Q Is it good for children to win at games all of the time? My husband lets our 10-year-old son Neil (an only child) win every game they play together. I wonder if all parents let their kids win all of the time or not. Does never losing affect whether a child learns good sportsmanship? I’d like Neil to accept losing as well as winning, in a gracious way.
A You asked if all parents let their children win at games. Parents tend to fall into one of three groups: parents who let their child win all of the time; parents who believe a win must be earned; and parents who tend to not let their child win, unless they notice the child becoming discouraged from losing so often.

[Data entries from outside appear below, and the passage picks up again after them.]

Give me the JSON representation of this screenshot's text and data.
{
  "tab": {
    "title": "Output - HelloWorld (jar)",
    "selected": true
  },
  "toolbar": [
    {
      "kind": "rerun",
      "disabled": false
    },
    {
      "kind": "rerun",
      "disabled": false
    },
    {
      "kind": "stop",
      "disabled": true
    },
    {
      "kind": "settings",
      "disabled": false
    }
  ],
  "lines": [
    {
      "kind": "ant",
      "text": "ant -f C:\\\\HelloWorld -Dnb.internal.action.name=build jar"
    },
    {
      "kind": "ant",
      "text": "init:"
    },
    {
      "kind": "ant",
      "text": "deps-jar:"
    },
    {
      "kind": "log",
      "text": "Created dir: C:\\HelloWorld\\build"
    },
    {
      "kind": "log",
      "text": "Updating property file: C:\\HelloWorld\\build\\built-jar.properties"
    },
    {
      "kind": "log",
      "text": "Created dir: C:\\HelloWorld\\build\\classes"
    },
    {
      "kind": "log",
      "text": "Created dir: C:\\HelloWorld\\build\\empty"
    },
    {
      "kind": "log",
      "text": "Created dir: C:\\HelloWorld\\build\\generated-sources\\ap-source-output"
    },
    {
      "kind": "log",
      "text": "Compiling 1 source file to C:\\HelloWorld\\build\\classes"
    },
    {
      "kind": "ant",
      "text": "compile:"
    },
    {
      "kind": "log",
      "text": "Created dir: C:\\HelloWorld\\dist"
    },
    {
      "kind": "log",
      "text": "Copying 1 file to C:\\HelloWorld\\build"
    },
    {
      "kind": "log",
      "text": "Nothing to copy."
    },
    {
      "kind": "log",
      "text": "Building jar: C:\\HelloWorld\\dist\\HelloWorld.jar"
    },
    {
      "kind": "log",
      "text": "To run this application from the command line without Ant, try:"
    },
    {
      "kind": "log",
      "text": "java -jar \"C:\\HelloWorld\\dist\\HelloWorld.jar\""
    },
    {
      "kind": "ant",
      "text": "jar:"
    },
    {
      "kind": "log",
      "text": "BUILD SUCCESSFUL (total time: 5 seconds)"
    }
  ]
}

You wondered what effect winning all of the time might have on your son. Of course kids don’t all respond in the same way. Some could not care less if they win while others will be more competitive and focused on winning. Parents can raise or lower the level of competitiveness by what they say before a game. For example, you might set the tone by saying, “Maybe this will be the day you win big” or “win or lose, let’s just have fun playing.”
Then there is the question of the impact on the child when they constantly win because the parent lets them win. We can’t predict what kids will think, but it is possible that a child may start to think, “I’m smarter than Dad,” or “I’m very very good at games and that’s why people don’t win when they play with me. I’m better than they are.” Another possible reaction might be, “I’m already so good, I don’t have to work at improving.”
Now what happens when Neil, or any child who is accustomed to winning all of the time, gets a play date with another child? Imagine the other child wins at a game they’re playing together. Neil may think: “Well, how did that happen when he is not as good as I am? He must have cheated.” At this point, we see that good sportsmanship behavior has not been taught or learned.
In my opinion, it’s important as a child to learn that you or your team won’t always win. At times, children will face competitors who have practiced longer, are stronger or end up with time or luck on their side.
Parents are the role models for sports-manlike behavior for their children. This includes both you and your husband. If the three of you play a game together, either you, your husband or both of you will lose some of the time. Be ready with an acceptable sportsmanlike expression such as “congratulations on winning” or “congrats on a well-played game!” Whether Neil wins or loses, you can brag on something he did well that you want to encourage, such as concentrating well, strategizing or making a great move.
One of the best moms I know shared that she and her husband started playing board games with their two kids at an early age. She said, “We never automatically let the kids win. If they won, then that was excellent. We would always end by saying ‘good game’ no matter who won. If they didn’t win, we said, ‘Maybe next time.’”
In addition to modeling good sports-manlike behavior at home, you can also model it at Neil’s activities outside of the home. Find coaches for him that model the behavior you want Neil to exhibit. Stress the importance of working hard to get better if you want to excel and win.
Betty Richardson, PhD, RN, CS, LPC, LMFT, is an Austin-based psychotherapist.